Back then, Kiro-Kiro had a couple of shops and employed 17 people in Goma, a city on Congo’s eastern edge. Residents knew that nearby Mt. Nyiragongo was volcanic and could erupt sometime, but no one could imagine the devastation that ensued when it did blow two weeks ago, slicing Goma in half and leaving countless people dead or homeless.
The first call Kiro-Kiro got was from his sister-in-law. Her family was safe, but all she could save from the home was a cell phone. Kiro-Kiro also learned his boyhood home had been demolished by the river of lava.
From this great distance away in America, Kiro-Kiro says he wants to help. He’s collecting donated food and clothing for the victims.
Only an earthquake could approximate the kind of damage here that Goma--a city of 800,000--has seen. Knowing that, I ask Kiro-Kiro how he and people there are reacting to the devastation.
“I was sad and shocked,” he says, “but people there are used to fighting and killing. So, this was kind of a relieved shock.”
“Yes,” he says. “This time, there was nobody to blame.”
Will the townspeople be demoralized? He smiles and says no.
“In Africa, we live day to day. We go shopping every day, we get groceries every day, water every day. So, the volcano was not an issue, like, ‘It was coming today, it will come tomorrow.’ Nobody is busy chasing a volcano there, they’re busy chasing daily life.”

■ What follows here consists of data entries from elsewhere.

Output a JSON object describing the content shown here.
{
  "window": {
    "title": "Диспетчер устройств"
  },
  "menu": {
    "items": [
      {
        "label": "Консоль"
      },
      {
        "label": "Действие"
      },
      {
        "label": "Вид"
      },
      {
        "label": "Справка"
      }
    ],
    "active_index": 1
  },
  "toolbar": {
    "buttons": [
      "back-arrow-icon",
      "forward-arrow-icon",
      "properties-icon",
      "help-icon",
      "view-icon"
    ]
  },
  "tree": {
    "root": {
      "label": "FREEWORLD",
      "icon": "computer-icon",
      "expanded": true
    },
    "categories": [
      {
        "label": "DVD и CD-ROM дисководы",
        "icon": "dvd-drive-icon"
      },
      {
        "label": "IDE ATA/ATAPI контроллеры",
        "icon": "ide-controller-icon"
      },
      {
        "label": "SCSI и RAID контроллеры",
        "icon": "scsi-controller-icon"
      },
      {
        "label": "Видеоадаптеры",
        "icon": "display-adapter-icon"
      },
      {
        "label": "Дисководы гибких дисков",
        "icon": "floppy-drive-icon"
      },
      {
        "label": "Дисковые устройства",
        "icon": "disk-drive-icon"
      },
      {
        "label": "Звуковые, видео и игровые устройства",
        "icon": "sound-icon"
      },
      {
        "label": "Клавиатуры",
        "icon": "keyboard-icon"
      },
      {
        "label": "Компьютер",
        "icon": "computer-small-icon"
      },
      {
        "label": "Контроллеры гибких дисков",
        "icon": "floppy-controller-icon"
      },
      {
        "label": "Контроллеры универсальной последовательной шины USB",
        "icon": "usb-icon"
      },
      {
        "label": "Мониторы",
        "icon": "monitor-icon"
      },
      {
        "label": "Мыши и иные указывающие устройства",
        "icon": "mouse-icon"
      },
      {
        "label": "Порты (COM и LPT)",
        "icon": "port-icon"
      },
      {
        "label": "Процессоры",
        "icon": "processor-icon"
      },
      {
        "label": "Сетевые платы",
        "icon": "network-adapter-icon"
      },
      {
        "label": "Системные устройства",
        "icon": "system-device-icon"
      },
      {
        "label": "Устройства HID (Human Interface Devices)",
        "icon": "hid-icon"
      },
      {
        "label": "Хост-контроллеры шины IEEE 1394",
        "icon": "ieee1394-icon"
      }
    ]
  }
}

Americans don’t live like that, of course. We don’t know what it’s like to live in a war-torn country where you shop every day because you don’t have either the money or the refrigerator to buy a week’s worth of food.
So, why is this man smiling?
“People in Africa are full of life,” he says. “They accept things. This has happened. Now, what is next?”
I ask Kiro-Kiro if he still considers Congo his home.
“The way Orange County has accepted me, this is home,” he says. “When I told friends I wanted to open a shop here, they said, ‘Are you crazy? L.A., New York, Atlanta, San Diego, anywhere, but not Orange County.’”
That was a reaction to the county’s small African American population and the perception that a dreadlocked man selling African artifacts might have better luck elsewhere.
Today, Kiro-Kiro smiles about the decent living he’s making and the fact that “95% of my business is white.”
The store is set to reopen next week. Kiro-Kiro says any relief goods people donate will be delivered to humanitarian organizations.
I understand why, when it comes to his own business, Kiro-Kiro isn’t unhappy. “I feel like a multibillionaire compared to what they have in Africa,” he says.
Yes, but how can he not weep over the plight of the Congolese.
“Soon, they’ll be planting roses again,” he says. “Life will be happy again.”
Readers may reach Parsons by calling (714) 966-7821 or by writing to him at The Times’ Orange County edition, 1375 Sunflower Ave., Costa Mesa, CA 92626, or by e-mail to firstname.lastname@example.org.